Chukwuemeka O.

I’d be happy to share my thoughts on the company. Longtime readers might recognize the name Ginkgo Bioworks. We’ve been covering its progress in The Bleeding Edge for years.

Ginkgo is one of the leaders in an area of biotechnology called “synthetic biology.” The company creates custom-built organisms designed to perform specific functions. They do this by programming DNA as if it were software.

Ginkgo can create organisms designed to act as a living medicine. Or clean up oil spills by consuming the oil. It can create custom yeast for food products. The list goes on.

What’s more, Ginkgo also operates a synthetic biology foundry. It has a facility dedicated specifically to manufacturing various synthetic biology applications.

And this foundry isn’t exclusively for in-house products. Ginkgo also makes synthetic biology products on behalf of its customers.

Oddly enough, this is very comparable to Taiwan Semiconductor Manufacturing Company (TSMC) in the semiconductor industry.

The company went public last year. And the stock has gotten caught up in the volatility we’ve experienced this year. Shares of Ginkgo are down about 80% from the IPO levels.

This begs the question: Is it now a “bargain”?

I continue to be bullish on Ginkgo in the long-term, but I caution against buying into this company right now. Ginkgo is currently trading around five times sales (EV/Sales), but it is burning through cash. It will have a negative $250 million free cash flow this year with an even larger burn in 2023.

It has plenty of cash to make it through the current tough conditions in the biotechnology industry, but it will likely be volatile well into next year. And the current sales are expected to drop significantly for the full year of 2023. 

Growth stocks like this that aren’t growing their revenue and burning through cash are great examples of stocks that can get punished and pushed down to even lower valuations.

In fact, I wouldn’t be surprised if Ginkgo fell another 40 – 50% before the markets returns to growth stocks and valuations recover. The only wildcard is if a larger biopharma company comes along and acquires Ginkgo on the cheap.

In a tough market like this, I don’t like these kinds of investments. They have large downside risk and limited short-term upside. I’d much rather be recommending stocks that have limited downside risk, while still preserving some upside potential.

Our time to jump back into high growth small cap stocks will come. I expect that window will open up in the second half of next year. I can’t wait as it will be a buying opportunity of a lifetime, and the next bull run for high-growth stocks.

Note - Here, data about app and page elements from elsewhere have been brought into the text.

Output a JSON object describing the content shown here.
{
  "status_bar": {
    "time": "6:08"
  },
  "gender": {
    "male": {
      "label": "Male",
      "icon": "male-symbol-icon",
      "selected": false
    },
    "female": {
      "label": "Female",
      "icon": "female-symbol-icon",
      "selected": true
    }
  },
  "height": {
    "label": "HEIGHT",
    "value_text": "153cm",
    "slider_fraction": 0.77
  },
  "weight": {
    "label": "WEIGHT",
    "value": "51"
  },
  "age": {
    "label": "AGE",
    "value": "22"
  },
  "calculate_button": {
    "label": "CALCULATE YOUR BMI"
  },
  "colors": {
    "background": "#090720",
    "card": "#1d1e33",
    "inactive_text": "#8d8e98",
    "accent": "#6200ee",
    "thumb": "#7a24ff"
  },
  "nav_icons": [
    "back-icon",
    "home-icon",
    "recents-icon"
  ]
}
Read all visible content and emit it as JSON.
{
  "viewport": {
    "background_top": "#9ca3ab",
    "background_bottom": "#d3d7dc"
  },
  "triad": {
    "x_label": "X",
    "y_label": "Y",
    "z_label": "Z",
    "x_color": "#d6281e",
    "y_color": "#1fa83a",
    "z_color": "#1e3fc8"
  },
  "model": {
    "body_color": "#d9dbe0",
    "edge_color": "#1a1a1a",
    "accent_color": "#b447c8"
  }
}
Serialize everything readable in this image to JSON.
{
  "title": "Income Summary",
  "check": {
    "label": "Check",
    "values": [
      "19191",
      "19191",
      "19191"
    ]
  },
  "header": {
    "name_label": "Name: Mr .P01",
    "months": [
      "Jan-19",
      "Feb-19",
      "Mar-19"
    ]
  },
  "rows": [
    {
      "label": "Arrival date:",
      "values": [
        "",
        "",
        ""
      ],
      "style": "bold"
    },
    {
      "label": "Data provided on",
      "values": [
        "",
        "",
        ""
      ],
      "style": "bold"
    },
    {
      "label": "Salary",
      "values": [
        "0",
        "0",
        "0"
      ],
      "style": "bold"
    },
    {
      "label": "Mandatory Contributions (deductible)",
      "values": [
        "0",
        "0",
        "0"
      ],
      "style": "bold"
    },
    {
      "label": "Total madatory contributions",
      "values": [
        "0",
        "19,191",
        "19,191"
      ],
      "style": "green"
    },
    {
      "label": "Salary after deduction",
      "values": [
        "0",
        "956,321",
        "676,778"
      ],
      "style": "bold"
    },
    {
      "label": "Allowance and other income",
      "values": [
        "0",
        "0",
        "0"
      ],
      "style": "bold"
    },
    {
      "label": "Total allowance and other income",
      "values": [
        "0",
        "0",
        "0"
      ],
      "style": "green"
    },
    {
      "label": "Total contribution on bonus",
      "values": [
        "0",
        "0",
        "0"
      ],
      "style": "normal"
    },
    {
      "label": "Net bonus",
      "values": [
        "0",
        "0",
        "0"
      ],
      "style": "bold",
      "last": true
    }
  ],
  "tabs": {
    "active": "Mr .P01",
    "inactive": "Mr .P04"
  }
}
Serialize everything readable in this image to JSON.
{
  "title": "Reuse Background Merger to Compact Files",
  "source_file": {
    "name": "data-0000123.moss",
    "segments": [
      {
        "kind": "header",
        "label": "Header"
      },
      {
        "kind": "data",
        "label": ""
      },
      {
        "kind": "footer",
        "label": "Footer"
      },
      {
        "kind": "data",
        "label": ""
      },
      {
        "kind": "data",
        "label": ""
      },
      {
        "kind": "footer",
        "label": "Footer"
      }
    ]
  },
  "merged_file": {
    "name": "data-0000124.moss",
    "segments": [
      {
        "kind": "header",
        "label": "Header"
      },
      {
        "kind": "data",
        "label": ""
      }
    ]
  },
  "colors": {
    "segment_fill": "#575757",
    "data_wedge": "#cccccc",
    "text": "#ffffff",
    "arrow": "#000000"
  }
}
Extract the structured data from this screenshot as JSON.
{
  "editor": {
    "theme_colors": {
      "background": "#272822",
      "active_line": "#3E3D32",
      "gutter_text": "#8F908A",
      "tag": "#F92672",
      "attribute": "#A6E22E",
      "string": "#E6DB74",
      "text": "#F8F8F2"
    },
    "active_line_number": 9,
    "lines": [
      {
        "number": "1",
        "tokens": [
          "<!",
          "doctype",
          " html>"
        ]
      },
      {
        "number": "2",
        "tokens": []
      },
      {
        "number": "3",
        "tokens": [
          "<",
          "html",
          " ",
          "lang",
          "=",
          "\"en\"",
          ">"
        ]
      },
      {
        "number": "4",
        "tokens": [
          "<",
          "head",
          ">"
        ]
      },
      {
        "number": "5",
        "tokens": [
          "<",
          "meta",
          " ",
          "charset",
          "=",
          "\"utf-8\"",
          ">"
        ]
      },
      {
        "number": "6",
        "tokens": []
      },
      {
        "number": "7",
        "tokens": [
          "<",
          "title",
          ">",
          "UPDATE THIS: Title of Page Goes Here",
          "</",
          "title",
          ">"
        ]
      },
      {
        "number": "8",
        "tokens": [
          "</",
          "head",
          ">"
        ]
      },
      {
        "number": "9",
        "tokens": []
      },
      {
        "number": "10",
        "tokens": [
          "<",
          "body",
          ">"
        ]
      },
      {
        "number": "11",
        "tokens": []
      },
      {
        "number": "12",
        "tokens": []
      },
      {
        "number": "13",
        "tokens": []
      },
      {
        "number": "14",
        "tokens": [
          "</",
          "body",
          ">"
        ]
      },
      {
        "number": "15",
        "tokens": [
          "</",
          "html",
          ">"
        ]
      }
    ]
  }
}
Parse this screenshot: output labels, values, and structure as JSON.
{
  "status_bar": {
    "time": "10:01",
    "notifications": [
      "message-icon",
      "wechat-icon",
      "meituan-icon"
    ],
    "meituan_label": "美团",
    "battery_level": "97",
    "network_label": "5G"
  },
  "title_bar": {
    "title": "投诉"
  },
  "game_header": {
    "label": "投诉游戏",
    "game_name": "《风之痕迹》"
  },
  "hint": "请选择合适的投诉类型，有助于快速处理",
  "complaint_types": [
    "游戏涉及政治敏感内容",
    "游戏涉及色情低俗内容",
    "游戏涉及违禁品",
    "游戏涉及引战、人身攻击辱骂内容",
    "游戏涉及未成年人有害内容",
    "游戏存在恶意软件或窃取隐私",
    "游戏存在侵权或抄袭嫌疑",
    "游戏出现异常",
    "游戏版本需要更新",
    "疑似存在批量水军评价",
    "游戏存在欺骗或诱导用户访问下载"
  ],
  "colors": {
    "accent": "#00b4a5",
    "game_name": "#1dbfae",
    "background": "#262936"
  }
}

That’s all we have time for this week. If you have a question for a future mailbag, you can send it to me right here.

Have a great weekend.


Jeff Brown
Editor, The Bleeding Edge